— Materials provided —
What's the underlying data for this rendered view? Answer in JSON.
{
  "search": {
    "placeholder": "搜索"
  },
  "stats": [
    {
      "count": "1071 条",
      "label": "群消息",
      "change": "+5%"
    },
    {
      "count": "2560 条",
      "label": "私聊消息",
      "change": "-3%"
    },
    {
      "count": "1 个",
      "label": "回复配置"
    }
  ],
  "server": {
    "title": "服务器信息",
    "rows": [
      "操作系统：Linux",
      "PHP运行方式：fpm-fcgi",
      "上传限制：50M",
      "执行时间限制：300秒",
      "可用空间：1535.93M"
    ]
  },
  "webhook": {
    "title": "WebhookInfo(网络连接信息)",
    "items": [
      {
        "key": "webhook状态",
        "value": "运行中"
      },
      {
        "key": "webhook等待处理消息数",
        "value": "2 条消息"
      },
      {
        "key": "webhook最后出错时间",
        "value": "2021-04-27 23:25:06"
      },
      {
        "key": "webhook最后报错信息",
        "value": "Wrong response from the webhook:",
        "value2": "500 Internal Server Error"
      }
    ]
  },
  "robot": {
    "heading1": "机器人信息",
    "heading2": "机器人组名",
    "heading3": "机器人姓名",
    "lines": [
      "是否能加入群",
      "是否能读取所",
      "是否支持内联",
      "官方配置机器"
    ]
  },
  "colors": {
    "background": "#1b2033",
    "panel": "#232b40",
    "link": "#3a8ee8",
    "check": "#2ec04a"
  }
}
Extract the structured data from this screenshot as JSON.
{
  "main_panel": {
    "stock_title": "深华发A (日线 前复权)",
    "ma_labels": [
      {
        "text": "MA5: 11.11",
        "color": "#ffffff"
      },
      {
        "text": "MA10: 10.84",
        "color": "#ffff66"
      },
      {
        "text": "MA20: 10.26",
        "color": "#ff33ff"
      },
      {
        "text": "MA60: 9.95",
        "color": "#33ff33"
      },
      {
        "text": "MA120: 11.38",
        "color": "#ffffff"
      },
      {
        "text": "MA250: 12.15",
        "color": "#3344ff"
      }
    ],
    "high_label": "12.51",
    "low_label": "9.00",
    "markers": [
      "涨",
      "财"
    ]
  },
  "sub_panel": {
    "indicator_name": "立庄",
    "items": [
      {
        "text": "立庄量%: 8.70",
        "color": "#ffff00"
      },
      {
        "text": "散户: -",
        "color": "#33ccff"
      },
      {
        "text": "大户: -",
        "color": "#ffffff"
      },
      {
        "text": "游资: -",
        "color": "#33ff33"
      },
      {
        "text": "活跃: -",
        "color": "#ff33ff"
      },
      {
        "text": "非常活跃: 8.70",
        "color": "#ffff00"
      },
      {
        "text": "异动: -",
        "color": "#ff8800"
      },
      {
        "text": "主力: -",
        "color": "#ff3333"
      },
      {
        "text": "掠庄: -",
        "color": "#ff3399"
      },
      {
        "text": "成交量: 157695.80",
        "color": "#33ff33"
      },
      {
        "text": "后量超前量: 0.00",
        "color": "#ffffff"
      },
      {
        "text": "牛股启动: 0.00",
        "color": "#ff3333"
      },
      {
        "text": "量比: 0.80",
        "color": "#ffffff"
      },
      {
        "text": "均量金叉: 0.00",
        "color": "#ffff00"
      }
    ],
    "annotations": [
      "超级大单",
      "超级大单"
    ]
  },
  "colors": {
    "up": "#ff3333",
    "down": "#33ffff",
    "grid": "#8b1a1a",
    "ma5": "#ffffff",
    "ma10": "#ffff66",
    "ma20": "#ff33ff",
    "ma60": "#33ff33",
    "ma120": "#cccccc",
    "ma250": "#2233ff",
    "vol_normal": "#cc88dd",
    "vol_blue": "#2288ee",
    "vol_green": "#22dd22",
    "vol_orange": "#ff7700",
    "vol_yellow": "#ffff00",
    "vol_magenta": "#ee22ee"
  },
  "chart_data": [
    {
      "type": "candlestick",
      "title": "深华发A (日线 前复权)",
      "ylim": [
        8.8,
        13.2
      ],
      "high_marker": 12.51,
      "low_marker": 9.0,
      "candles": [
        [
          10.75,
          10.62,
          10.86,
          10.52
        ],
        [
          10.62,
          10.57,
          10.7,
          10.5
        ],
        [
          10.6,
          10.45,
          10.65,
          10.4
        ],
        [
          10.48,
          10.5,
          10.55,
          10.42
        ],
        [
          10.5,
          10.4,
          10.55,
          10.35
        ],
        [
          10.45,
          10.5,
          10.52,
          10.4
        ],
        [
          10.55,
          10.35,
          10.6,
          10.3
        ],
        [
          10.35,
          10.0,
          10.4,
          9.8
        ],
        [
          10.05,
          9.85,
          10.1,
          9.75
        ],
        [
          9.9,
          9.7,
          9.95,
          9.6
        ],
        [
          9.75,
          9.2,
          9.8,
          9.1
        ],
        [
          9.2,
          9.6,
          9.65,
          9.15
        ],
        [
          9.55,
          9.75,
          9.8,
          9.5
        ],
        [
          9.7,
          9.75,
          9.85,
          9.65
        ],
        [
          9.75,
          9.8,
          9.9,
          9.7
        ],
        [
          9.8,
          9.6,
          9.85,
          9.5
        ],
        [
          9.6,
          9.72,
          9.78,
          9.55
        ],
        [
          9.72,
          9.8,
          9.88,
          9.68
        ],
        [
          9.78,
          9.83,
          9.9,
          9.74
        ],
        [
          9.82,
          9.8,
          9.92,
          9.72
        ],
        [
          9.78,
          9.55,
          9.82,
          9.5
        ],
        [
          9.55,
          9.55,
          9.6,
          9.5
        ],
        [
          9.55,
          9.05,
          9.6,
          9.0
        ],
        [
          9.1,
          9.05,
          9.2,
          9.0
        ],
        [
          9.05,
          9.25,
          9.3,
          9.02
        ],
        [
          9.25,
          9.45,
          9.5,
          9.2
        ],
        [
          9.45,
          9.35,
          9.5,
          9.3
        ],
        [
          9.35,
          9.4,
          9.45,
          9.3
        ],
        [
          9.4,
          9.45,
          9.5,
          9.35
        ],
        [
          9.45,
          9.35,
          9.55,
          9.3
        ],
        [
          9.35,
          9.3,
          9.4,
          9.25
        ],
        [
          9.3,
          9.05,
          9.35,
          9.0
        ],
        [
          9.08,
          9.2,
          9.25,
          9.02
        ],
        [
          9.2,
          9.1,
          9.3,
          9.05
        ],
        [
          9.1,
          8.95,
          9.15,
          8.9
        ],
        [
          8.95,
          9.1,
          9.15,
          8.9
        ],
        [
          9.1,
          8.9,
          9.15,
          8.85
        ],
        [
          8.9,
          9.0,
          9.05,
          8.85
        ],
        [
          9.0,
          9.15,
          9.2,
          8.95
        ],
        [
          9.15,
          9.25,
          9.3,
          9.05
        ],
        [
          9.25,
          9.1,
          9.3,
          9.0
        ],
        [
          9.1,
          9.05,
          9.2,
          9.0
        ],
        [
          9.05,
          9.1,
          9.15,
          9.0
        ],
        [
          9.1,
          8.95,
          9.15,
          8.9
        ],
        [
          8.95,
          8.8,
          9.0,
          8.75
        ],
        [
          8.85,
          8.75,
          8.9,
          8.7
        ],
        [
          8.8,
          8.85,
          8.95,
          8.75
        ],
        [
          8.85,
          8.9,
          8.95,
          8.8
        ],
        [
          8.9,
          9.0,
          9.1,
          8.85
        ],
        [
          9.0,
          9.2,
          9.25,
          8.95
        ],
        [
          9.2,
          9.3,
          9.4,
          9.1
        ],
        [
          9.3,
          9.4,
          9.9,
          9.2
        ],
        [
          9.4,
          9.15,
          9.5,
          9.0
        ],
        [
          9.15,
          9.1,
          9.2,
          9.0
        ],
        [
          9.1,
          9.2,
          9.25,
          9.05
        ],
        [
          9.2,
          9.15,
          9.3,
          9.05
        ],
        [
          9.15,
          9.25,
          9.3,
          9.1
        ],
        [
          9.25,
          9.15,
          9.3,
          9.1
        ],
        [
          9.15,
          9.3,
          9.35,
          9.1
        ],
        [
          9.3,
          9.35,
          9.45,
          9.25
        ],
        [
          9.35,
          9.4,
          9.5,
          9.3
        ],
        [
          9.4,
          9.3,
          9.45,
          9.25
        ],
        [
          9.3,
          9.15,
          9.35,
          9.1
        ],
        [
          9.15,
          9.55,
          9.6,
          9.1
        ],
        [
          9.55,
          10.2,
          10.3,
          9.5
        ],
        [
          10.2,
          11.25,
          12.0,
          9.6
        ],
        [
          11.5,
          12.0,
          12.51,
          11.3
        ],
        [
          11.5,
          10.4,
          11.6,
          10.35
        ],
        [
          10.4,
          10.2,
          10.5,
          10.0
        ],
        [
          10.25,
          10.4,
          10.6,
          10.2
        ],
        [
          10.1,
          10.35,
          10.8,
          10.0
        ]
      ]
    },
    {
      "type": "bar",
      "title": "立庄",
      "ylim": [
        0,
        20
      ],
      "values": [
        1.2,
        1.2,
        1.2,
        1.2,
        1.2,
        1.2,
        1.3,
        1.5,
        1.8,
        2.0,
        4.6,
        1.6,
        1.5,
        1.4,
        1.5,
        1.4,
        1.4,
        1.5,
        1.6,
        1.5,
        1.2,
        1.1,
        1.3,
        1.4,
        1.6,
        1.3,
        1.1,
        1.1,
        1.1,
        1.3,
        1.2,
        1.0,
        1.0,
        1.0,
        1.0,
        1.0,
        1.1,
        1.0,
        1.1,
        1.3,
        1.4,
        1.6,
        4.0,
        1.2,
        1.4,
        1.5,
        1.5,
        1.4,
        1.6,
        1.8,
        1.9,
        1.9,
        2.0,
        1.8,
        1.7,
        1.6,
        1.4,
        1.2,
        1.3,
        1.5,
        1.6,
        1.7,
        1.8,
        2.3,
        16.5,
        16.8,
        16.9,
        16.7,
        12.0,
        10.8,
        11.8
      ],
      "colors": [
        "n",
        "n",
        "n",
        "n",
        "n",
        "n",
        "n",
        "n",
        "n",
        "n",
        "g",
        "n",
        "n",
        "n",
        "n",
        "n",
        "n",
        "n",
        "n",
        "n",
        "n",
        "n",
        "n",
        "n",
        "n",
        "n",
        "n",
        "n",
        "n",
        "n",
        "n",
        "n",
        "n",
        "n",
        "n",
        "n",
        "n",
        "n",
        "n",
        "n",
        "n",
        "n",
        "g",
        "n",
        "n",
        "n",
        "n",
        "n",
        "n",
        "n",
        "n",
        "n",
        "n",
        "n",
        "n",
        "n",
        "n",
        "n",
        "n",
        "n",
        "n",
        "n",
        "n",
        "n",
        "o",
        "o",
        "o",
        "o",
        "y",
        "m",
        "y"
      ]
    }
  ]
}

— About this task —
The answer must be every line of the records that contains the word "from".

— Expected answer —
        "value": "Wrong response from the webhook:",
Extract the structured data from this screenshot as JSON.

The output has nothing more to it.